Happy Burns Night
January 25 commemorates the birthday of Robert Burns, national poet of Scotland. Happy Birthday!
Robert Burns was born in 1759 near Ayr, Alloway. Young Robert received a sporadic education, as was common in those times, although his father William Burnes was a self-educated man. From an early age William taught Robert how to read and write, mathematics, history and geography. As he grew older, Robert did receive formal lessons in Latin and French from one John Murdoch, a travelling educator.
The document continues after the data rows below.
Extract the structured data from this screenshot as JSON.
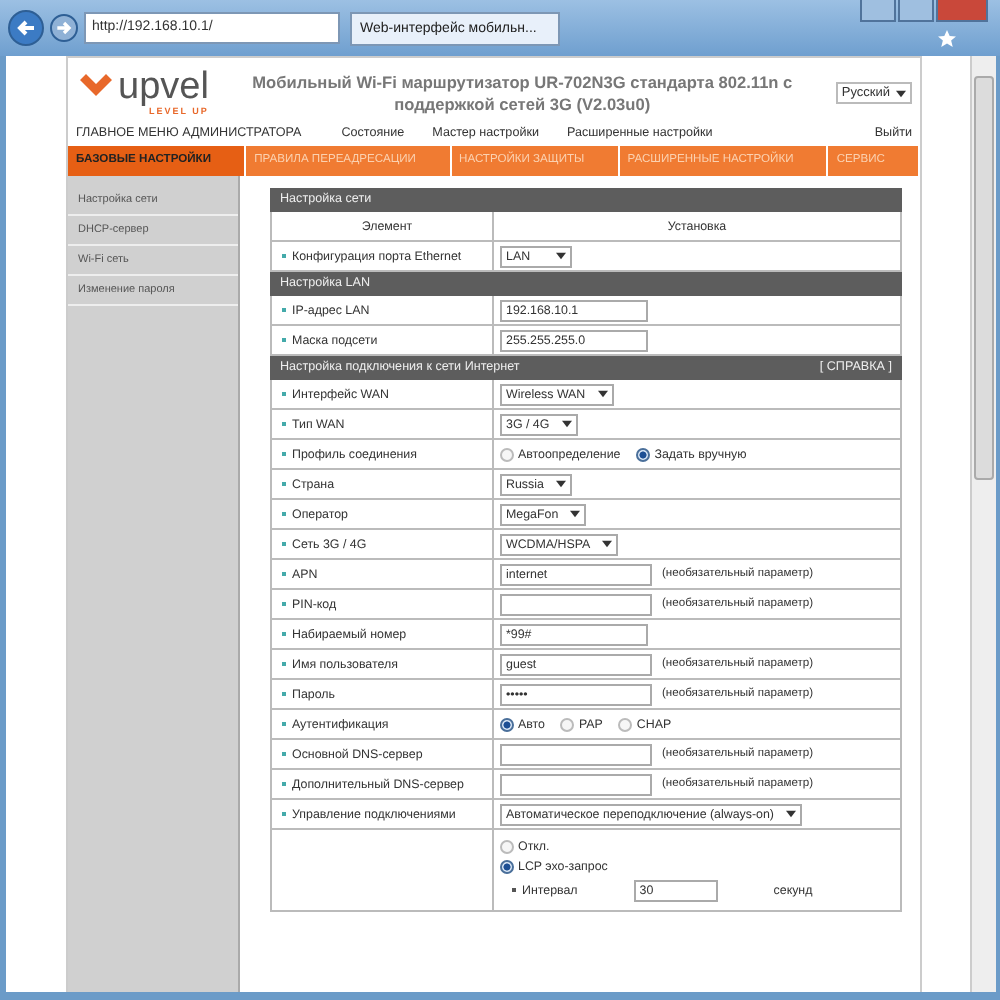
{
  "browser": {
    "address": "http://192.168.10.1/",
    "tab_title": "Web-интерфейс мобильн..."
  },
  "header": {
    "logo": "upvel",
    "tagline": "LEVEL UP",
    "title": "Мобильный Wi-Fi маршрутизатор UR-702N3G стандарта 802.11n с поддержкой сетей 3G  (V2.03u0)",
    "language": "Русский"
  },
  "admin_menu": {
    "title": "ГЛАВНОЕ МЕНЮ АДМИНИСТРАТОРА",
    "links": [
      "Состояние",
      "Мастер настройки",
      "Расширенные настройки"
    ],
    "logout": "Выйти"
  },
  "tabs": [
    {
      "label": "БАЗОВЫЕ НАСТРОЙКИ",
      "selected": true
    },
    {
      "label": "ПРАВИЛА ПЕРЕАДРЕСАЦИИ",
      "selected": false
    },
    {
      "label": "НАСТРОЙКИ ЗАЩИТЫ",
      "selected": false
    },
    {
      "label": "РАСШИРЕННЫЕ НАСТРОЙКИ",
      "selected": false
    },
    {
      "label": "СЕРВИС",
      "selected": false
    }
  ],
  "sidebar": {
    "items": [
      "Настройка сети",
      "DHCP-сервер",
      "Wi-Fi сеть",
      "Изменение пароля"
    ]
  },
  "sections": [
    {
      "title": "Настройка сети",
      "columns": [
        "Элемент",
        "Установка"
      ],
      "rows": [
        {
          "kind": "select",
          "label": "Конфигурация порта Ethernet",
          "value": "LAN"
        }
      ]
    },
    {
      "title": "Настройка LAN",
      "rows": [
        {
          "kind": "input",
          "label": "IP-адрес LAN",
          "value": "192.168.10.1"
        },
        {
          "kind": "input",
          "label": "Маска подсети",
          "value": "255.255.255.0"
        }
      ]
    },
    {
      "title": "Настройка подключения к сети Интернет",
      "link": "[ СПРАВКА ]",
      "rows": [
        {
          "kind": "select",
          "label": "Интерфейс WAN",
          "value": "Wireless WAN"
        },
        {
          "kind": "select",
          "label": "Тип WAN",
          "value": "3G / 4G"
        },
        {
          "kind": "radio",
          "label": "Профиль соединения",
          "options": [
            {
              "label": "Автоопределение",
              "selected": false
            },
            {
              "label": "Задать вручную",
              "selected": true
            }
          ]
        },
        {
          "kind": "select",
          "label": "Страна",
          "value": "Russia"
        },
        {
          "kind": "select",
          "label": "Оператор",
          "value": "MegaFon"
        },
        {
          "kind": "select",
          "label": "Сеть 3G / 4G",
          "value": "WCDMA/HSPA"
        },
        {
          "kind": "input",
          "label": "APN",
          "value": "internet",
          "note": "(необязательный параметр)"
        },
        {
          "kind": "input",
          "label": "PIN-код",
          "value": "",
          "note": "(необязательный параметр)"
        },
        {
          "kind": "input",
          "label": "Набираемый номер",
          "value": "*99#"
        },
        {
          "kind": "input",
          "label": "Имя пользователя",
          "value": "guest",
          "note": "(необязательный параметр)"
        },
        {
          "kind": "input",
          "label": "Пароль",
          "value": "•••••",
          "note": "(необязательный параметр)"
        },
        {
          "kind": "radio",
          "label": "Аутентификация",
          "options": [
            {
              "label": "Авто",
              "selected": true
            },
            {
              "label": "PAP",
              "selected": false
            },
            {
              "label": "CHAP",
              "selected": false
            }
          ]
        },
        {
          "kind": "input",
          "label": "Основной DNS-сервер",
          "value": "",
          "note": "(необязательный параметр)"
        },
        {
          "kind": "input",
          "label": "Дополнительный DNS-сервер",
          "value": "",
          "note": "(необязательный параметр)"
        },
        {
          "kind": "select",
          "label": "Управление подключениями",
          "value": "Автоматическое переподключение (always-on)"
        },
        {
          "kind": "keepalive",
          "options": [
            {
              "label": "Откл.",
              "selected": false
            },
            {
              "label": "LCP эхо-запрос",
              "selected": true
            }
          ],
          "interval": {
            "label": "Интервал",
            "value": "30",
            "unit": "секунд"
          }
        }
      ]
    }
  ]
}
Burns' earliest poetry dates to 1774, when he wrote "O, Once I Lov'd A Bonnie Lass." He wrote several poems and songs over the coming years, including and not limited to: A Red, Red Roseopens a new window, To a Mouseopens a new window, Tam O' Shanteropens a new window, and perhaps most famously Auld Lang Syneopens a new window. Perhaps you even sang in this past New Year?
"Auld Lang Syne" originated as a Scottish folk song sung to commemorate the ending of important events and occasions. The exact origins of the song are unknown, although the first verse at least was collected down in 1711 by one James Watson. Burns took down the poem in 1788 in an attempt to put to writing a song that had only ever been orally recounted. Most of the poem is original to Burns, and the poem quickly grew to a national favorite. Burns spent much of his adult life in carousing and merriment, and his song quickly developed a reputation as a favorite for ending such events, New Year's Eve included. Today, "Auld Lang Syne" is popular throughout the world.
Another of Burns' renown poems is "Address to a Haggis". The first verse of this composition to the named food item follows below:
Fair fa' your honest, sonsie face
Great Chieftain o' the puddin-race!
Aboon them a'ye tak your place,
Painch, tripe, or thairm:
Weel are ye wordy o'a grace
As laing's my airm.
The full poem can be read hereopens a new window.
Haggis is the national dish of Scotland, and has been associated with the nation officially since the 18th century. Haggis falls into the category of 'pudding', which is the British Isles, are variations of sausage. It is traditionally made using sheep offal and various spices and seasonings, not unlike boudin and other rustic sausages.
The Burns Supper is a traditional meal held on Robert Burns' birthday. Traditionally, haggis is served with 'neeps and tatties' (turnips and potato) along with a dram of whiskey. Burns Night emerged as a very popular day of national import after 1802, when the first such dinner was held in Greenock. Burns Day is so popular in fact, it is celebrated more widely than the official national observance of St. Andrew's Day.
Robert Burns, born a farmer's son, never had robust health or a prosperous future. Though gifted as a poet and song-writer, he spent much of his life struggling to support his wife and twelve children. At the age of 37, he died at the height of his fame in 1796. Numerous monuments have been erected in his honor, and he is listed as an early influence among romanticist poets. Below is a photo of the Burns Monument Centre in Kilmarnock.
Looking for something else? The St. Tammany Parish Library is always happy to offer use of our online catalogopens a new window for more information on this and other topics. Until next time!